# Supplied records
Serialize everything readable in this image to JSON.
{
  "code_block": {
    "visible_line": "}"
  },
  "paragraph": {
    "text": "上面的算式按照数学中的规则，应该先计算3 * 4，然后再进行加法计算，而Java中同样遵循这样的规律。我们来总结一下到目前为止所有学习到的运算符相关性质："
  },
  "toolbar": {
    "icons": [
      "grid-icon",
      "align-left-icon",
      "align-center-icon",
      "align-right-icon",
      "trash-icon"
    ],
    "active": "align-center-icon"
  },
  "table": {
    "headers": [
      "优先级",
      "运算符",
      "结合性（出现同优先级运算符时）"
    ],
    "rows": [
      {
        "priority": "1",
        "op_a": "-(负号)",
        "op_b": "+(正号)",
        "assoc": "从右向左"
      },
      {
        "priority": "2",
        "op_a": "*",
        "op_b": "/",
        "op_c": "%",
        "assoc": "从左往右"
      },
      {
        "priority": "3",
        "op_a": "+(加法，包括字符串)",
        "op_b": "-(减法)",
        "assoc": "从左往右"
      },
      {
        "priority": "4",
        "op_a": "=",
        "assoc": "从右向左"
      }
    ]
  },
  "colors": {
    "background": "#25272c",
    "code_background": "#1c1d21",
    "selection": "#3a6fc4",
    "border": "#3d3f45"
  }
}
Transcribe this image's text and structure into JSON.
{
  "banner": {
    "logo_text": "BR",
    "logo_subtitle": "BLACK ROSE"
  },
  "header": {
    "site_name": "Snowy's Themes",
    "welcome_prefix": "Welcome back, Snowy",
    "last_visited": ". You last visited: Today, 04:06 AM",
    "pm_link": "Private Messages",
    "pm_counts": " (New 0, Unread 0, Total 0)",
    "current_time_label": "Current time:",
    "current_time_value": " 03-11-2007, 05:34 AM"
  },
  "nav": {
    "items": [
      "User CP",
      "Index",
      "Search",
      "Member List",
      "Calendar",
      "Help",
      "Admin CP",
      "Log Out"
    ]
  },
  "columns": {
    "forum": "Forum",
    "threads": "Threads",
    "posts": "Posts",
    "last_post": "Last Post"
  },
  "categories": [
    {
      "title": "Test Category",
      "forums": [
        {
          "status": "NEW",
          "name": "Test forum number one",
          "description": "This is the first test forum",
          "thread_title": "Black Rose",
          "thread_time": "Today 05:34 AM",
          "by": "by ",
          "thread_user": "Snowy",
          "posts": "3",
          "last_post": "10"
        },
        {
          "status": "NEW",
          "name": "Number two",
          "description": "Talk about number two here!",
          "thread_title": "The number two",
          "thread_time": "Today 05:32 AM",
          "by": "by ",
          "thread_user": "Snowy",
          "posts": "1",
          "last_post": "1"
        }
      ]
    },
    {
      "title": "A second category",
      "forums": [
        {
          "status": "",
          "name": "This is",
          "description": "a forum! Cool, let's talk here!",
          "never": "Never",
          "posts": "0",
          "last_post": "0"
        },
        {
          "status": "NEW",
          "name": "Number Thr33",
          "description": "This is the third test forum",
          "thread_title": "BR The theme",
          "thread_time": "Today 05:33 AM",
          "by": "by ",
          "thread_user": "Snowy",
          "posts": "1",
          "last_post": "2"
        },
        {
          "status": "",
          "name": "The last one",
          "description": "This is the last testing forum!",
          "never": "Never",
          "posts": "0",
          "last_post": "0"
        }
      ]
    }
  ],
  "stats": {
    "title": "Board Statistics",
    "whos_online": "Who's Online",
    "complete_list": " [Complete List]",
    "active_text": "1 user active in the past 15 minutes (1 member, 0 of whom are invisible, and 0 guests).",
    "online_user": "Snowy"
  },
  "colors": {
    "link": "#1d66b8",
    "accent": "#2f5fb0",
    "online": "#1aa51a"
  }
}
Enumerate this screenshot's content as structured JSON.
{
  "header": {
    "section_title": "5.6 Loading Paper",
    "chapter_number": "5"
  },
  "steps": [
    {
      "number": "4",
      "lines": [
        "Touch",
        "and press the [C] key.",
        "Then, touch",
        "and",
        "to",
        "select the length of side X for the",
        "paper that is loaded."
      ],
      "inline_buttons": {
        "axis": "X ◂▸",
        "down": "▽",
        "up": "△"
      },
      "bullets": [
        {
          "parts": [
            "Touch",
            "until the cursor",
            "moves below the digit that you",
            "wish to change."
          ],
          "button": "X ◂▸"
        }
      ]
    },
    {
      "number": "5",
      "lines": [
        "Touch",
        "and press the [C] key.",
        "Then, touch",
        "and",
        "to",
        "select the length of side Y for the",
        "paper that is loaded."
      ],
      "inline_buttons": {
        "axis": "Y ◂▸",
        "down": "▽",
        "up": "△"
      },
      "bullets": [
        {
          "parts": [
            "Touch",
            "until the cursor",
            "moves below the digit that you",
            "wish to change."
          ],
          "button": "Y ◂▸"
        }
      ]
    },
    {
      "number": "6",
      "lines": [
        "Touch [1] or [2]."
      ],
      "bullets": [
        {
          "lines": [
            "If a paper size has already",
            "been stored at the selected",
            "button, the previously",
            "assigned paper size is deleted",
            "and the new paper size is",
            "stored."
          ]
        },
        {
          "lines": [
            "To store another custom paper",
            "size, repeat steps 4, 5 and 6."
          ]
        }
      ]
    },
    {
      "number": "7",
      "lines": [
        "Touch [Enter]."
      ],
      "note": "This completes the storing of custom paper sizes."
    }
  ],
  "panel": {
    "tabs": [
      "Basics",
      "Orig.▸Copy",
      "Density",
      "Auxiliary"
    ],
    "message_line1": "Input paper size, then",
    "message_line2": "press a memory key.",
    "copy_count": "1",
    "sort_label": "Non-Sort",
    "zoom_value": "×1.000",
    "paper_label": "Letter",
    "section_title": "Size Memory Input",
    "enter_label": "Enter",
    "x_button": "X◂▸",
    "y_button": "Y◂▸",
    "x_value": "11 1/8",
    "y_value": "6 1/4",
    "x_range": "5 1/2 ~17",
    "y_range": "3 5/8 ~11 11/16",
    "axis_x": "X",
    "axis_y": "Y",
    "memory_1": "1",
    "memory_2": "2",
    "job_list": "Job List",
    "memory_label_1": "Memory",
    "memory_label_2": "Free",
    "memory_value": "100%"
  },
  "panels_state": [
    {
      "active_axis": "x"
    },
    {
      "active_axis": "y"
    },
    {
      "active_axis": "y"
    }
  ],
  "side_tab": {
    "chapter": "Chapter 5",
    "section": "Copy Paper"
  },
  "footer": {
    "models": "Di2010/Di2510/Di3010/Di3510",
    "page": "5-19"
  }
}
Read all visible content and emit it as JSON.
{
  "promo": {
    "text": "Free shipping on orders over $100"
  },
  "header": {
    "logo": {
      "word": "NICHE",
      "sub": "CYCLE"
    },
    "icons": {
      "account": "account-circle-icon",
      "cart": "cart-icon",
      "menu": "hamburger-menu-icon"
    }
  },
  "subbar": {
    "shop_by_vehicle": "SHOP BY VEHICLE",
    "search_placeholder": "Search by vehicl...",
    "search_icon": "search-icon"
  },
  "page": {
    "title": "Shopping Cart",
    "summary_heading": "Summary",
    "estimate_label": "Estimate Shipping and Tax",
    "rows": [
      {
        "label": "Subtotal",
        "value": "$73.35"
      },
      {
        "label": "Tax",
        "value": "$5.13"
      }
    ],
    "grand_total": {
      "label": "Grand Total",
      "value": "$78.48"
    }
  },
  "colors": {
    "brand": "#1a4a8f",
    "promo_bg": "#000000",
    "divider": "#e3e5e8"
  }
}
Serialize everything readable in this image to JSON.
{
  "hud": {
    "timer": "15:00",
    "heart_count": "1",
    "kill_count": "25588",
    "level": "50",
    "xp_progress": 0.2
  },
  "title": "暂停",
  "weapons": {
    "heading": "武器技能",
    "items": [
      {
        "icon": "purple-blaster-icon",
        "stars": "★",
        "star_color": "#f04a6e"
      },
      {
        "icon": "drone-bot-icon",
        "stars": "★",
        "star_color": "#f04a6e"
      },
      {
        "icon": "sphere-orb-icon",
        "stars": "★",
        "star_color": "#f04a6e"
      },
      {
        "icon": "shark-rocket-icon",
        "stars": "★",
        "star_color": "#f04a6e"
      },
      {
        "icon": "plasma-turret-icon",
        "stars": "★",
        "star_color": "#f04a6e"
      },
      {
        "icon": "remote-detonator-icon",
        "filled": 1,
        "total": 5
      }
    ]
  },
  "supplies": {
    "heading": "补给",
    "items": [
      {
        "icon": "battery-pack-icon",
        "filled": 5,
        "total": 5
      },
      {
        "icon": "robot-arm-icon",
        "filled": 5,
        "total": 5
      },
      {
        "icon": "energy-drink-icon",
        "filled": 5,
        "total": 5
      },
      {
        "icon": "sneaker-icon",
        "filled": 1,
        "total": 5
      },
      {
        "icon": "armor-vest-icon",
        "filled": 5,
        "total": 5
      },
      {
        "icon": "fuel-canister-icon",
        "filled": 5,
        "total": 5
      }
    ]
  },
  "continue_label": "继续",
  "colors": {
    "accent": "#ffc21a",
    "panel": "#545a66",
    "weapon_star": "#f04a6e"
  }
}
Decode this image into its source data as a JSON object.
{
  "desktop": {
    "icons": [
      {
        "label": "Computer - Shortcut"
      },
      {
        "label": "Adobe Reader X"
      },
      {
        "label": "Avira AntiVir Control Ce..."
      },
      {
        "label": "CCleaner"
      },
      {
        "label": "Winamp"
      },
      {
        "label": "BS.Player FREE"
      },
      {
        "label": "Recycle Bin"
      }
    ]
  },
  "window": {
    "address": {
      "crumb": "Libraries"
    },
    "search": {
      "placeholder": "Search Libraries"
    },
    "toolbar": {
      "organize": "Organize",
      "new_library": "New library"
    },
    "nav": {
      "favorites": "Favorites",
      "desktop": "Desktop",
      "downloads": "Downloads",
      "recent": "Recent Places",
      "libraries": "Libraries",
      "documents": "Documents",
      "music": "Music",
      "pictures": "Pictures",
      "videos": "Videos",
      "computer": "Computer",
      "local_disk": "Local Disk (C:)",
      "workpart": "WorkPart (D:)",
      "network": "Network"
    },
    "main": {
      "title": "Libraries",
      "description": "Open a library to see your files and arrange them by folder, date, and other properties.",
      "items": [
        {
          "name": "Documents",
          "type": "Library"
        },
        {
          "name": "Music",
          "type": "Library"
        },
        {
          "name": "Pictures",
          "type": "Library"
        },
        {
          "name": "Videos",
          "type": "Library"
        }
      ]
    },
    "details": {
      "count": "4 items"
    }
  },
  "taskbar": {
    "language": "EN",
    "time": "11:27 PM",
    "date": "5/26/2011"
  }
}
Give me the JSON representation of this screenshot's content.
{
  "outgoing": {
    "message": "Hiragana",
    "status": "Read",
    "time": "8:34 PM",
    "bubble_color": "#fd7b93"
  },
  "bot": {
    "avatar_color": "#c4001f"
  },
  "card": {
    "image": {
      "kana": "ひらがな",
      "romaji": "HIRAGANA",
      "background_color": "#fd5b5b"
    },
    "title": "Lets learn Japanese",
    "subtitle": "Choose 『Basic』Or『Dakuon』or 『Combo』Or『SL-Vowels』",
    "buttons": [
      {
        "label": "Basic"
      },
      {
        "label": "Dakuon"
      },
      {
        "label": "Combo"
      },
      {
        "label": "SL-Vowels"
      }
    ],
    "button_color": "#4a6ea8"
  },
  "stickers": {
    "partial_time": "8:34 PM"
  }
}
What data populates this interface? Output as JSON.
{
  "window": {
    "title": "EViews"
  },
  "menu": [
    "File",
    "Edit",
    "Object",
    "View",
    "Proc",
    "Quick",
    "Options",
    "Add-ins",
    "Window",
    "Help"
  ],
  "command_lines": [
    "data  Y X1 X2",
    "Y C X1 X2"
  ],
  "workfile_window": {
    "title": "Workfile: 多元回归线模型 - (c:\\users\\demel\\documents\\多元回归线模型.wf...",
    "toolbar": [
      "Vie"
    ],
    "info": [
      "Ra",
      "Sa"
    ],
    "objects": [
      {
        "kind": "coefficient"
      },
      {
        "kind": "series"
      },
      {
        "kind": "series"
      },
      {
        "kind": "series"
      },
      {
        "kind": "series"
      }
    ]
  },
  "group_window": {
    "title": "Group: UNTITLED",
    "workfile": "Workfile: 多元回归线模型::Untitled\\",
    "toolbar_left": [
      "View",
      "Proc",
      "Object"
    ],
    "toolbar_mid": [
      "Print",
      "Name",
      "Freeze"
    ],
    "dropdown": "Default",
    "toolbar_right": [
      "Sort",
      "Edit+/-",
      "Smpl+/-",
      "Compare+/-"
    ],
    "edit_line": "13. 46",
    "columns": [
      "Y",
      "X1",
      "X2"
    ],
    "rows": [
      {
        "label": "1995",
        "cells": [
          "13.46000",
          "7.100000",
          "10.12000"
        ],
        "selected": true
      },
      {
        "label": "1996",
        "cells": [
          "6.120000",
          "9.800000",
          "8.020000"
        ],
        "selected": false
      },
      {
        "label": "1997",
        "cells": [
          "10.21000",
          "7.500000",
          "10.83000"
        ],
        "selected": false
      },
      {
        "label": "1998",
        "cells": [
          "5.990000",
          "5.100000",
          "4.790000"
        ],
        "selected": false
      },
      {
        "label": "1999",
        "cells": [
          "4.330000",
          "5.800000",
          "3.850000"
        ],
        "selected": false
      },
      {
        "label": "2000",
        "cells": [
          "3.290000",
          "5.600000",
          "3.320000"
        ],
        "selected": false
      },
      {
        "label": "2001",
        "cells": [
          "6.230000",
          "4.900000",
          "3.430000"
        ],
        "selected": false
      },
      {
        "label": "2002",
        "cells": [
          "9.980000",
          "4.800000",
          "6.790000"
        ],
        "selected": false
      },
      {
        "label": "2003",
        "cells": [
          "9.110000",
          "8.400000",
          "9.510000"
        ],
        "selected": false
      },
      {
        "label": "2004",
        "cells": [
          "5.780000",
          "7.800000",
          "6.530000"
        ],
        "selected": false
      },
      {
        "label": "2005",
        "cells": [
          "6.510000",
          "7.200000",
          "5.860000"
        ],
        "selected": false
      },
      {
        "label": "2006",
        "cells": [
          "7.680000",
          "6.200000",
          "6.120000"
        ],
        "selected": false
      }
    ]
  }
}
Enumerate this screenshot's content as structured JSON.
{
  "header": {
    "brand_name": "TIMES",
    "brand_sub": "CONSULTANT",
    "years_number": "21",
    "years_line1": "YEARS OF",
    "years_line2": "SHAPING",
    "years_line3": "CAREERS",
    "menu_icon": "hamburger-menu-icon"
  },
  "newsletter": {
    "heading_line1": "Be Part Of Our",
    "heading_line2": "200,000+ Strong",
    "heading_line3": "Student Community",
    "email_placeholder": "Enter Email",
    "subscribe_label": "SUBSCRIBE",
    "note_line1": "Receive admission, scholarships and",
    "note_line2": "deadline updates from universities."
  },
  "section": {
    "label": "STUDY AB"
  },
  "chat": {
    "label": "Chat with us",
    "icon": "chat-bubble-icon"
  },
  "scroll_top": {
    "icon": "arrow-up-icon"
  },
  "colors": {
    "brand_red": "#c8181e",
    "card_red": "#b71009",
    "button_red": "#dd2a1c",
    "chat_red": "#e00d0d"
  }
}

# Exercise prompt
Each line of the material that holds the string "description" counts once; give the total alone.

# Answer area
6